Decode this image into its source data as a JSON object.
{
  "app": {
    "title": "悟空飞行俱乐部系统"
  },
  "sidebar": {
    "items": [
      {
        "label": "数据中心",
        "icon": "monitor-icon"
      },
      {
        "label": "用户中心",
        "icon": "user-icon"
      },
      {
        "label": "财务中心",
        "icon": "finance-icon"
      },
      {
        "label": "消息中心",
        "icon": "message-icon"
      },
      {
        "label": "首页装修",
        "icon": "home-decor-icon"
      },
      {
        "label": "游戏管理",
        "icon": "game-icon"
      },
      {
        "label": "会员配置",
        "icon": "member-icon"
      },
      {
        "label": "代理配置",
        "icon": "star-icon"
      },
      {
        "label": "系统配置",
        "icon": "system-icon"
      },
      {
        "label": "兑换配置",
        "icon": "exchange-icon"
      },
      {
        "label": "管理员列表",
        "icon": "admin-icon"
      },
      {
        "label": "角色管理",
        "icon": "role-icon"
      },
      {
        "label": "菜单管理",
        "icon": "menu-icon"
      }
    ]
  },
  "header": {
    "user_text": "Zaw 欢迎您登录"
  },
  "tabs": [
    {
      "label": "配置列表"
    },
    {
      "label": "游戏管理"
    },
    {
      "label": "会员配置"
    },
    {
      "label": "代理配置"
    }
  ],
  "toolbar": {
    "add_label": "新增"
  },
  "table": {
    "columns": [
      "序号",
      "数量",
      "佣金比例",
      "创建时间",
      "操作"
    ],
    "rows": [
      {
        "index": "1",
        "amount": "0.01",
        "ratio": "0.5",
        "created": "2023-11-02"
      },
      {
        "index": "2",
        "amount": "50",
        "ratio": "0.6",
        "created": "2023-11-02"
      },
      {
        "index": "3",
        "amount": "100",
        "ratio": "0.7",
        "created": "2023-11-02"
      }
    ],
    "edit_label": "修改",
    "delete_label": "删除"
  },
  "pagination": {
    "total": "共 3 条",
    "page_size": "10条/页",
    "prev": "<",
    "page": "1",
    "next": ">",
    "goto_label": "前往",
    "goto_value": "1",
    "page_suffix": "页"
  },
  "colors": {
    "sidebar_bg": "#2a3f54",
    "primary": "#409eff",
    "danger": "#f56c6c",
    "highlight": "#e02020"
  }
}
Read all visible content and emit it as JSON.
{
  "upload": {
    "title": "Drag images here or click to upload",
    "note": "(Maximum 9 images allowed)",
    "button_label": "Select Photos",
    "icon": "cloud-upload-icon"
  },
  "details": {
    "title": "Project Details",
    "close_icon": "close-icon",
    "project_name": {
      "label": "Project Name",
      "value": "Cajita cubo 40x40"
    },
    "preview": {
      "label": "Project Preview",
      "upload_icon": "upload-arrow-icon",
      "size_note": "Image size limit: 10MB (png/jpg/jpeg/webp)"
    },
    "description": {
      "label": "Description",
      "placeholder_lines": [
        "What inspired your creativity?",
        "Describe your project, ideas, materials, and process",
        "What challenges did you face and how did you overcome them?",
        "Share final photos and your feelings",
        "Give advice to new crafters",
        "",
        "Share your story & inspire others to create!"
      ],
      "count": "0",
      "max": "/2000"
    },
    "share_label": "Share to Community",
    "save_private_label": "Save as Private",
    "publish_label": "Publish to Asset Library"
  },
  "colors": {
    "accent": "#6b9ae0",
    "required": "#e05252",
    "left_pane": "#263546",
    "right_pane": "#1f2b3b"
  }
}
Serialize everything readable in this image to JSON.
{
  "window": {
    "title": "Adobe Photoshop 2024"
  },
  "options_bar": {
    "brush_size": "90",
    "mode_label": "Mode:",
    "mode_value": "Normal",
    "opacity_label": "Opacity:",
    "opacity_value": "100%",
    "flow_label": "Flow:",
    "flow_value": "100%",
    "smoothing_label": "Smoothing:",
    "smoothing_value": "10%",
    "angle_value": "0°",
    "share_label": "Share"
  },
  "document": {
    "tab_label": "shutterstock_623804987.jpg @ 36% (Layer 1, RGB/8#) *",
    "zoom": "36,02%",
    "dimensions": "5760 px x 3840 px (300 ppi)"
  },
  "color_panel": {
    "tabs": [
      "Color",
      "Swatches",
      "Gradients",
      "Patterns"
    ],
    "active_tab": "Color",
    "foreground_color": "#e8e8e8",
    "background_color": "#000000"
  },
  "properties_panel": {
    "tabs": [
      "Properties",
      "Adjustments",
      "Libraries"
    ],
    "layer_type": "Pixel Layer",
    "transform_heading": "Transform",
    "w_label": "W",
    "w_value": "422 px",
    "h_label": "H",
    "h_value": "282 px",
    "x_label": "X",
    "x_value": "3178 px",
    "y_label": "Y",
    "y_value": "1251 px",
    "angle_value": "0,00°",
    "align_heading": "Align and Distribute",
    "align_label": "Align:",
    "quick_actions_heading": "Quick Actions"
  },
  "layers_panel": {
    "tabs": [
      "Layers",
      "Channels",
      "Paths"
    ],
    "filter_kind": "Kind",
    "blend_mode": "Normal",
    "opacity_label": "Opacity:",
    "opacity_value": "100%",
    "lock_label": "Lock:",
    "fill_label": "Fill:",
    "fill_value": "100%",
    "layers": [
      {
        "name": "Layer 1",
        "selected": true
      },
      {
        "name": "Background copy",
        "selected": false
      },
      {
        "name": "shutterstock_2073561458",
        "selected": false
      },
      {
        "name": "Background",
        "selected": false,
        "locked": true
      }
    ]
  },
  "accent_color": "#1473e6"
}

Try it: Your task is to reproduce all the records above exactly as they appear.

Exercise result:
Decode this image into its source data as a JSON object.
{
  "app": {
    "title": "悟空飞行俱乐部系统"
  },
  "sidebar": {
    "items": [
      {
        "label": "数据中心",
        "icon": "monitor-icon"
      },
      {
        "label": "用户中心",
        "icon": "user-icon"
      },
      {
        "label": "财务中心",
        "icon": "finance-icon"
      },
      {
        "label": "消息中心",
        "icon": "message-icon"
      },
      {
        "label": "首页装修",
        "icon": "home-decor-icon"
      },
      {
        "label": "游戏管理",
        "icon": "game-icon"
      },
      {
        "label": "会员配置",
        "icon": "member-icon"
      },
      {
        "label": "代理配置",
        "icon": "star-icon"
      },
      {
        "label": "系统配置",
        "icon": "system-icon"
      },
      {
        "label": "兑换配置",
        "icon": "exchange-icon"
      },
      {
        "label": "管理员列表",
        "icon": "admin-icon"
      },
      {
        "label": "角色管理",
        "icon": "role-icon"
      },
      {
        "label": "菜单管理",
        "icon": "menu-icon"
      }
    ]
  },
  "header": {
    "user_text": "Zaw 欢迎您登录"
  },
  "tabs": [
    {
      "label": "配置列表"
    },
    {
      "label": "游戏管理"
    },
    {
      "label": "会员配置"
    },
    {
      "label": "代理配置"
    }
  ],
  "toolbar": {
    "add_label": "新增"
  },
  "table": {
    "columns": [
      "序号",
      "数量",
      "佣金比例",
      "创建时间",
      "操作"
    ],
    "rows": [
      {
        "index": "1",
        "amount": "0.01",
        "ratio": "0.5",
        "created": "2023-11-02"
      },
      {
        "index": "2",
        "amount": "50",
        "ratio": "0.6",
        "created": "2023-11-02"
      },
      {
        "index": "3",
        "amount": "100",
        "ratio": "0.7",
        "created": "2023-11-02"
      }
    ],
    "edit_label": "修改",
    "delete_label": "删除"
  },
  "pagination": {
    "total": "共 3 条",
    "page_size": "10条/页",
    "prev": "<",
    "page": "1",
    "next": ">",
    "goto_label": "前往",
    "goto_value": "1",
    "page_suffix": "页"
  },
  "colors": {
    "sidebar_bg": "#2a3f54",
    "primary": "#409eff",
    "danger": "#f56c6c",
    "highlight": "#e02020"
  }
}
Read all visible content and emit it as JSON.
{
  "upload": {
    "title": "Drag images here or click to upload",
    "note": "(Maximum 9 images allowed)",
    "button_label": "Select Photos",
    "icon": "cloud-upload-icon"
  },
  "details": {
    "title": "Project Details",
    "close_icon": "close-icon",
    "project_name": {
      "label": "Project Name",
      "value": "Cajita cubo 40x40"
    },
    "preview": {
      "label": "Project Preview",
      "upload_icon": "upload-arrow-icon",
      "size_note": "Image size limit: 10MB (png/jpg/jpeg/webp)"
    },
    "description": {
      "label": "Description",
      "placeholder_lines": [
        "What inspired your creativity?",
        "Describe your project, ideas, materials, and process",
        "What challenges did you face and how did you overcome them?",
        "Share final photos and your feelings",
        "Give advice to new crafters",
        "",
        "Share your story & inspire others to create!"
      ],
      "count": "0",
      "max": "/2000"
    },
    "share_label": "Share to Community",
    "save_private_label": "Save as Private",
    "publish_label": "Publish to Asset Library"
  },
  "colors": {
    "accent": "#6b9ae0",
    "required": "#e05252",
    "left_pane": "#263546",
    "right_pane": "#1f2b3b"
  }
}
Serialize everything readable in this image to JSON.
{
  "window": {
    "title": "Adobe Photoshop 2024"
  },
  "options_bar": {
    "brush_size": "90",
    "mode_label": "Mode:",
    "mode_value": "Normal",
    "opacity_label": "Opacity:",
    "opacity_value": "100%",
    "flow_label": "Flow:",
    "flow_value": "100%",
    "smoothing_label": "Smoothing:",
    "smoothing_value": "10%",
    "angle_value": "0°",
    "share_label": "Share"
  },
  "document": {
    "tab_label": "shutterstock_623804987.jpg @ 36% (Layer 1, RGB/8#) *",
    "zoom": "36,02%",
    "dimensions": "5760 px x 3840 px (300 ppi)"
  },
  "color_panel": {
    "tabs": [
      "Color",
      "Swatches",
      "Gradients",
      "Patterns"
    ],
    "active_tab": "Color",
    "foreground_color": "#e8e8e8",
    "background_color": "#000000"
  },
  "properties_panel": {
    "tabs": [
      "Properties",
      "Adjustments",
      "Libraries"
    ],
    "layer_type": "Pixel Layer",
    "transform_heading": "Transform",
    "w_label": "W",
    "w_value": "422 px",
    "h_label": "H",
    "h_value": "282 px",
    "x_label": "X",
    "x_value": "3178 px",
    "y_label": "Y",
    "y_value": "1251 px",
    "angle_value": "0,00°",
    "align_heading": "Align and Distribute",
    "align_label": "Align:",
    "quick_actions_heading": "Quick Actions"
  },
  "layers_panel": {
    "tabs": [
      "Layers",
      "Channels",
      "Paths"
    ],
    "filter_kind": "Kind",
    "blend_mode": "Normal",
    "opacity_label": "Opacity:",
    "opacity_value": "100%",
    "lock_label": "Lock:",
    "fill_label": "Fill:",
    "fill_value": "100%",
    "layers": [
      {
        "name": "Layer 1",
        "selected": true
      },
      {
        "name": "Background copy",
        "selected": false
      },
      {
        "name": "shutterstock_2073561458",
        "selected": false
      },
      {
        "name": "Background",
        "selected": false,
        "locked": true
      }
    ]
  },
  "accent_color": "#1473e6"
}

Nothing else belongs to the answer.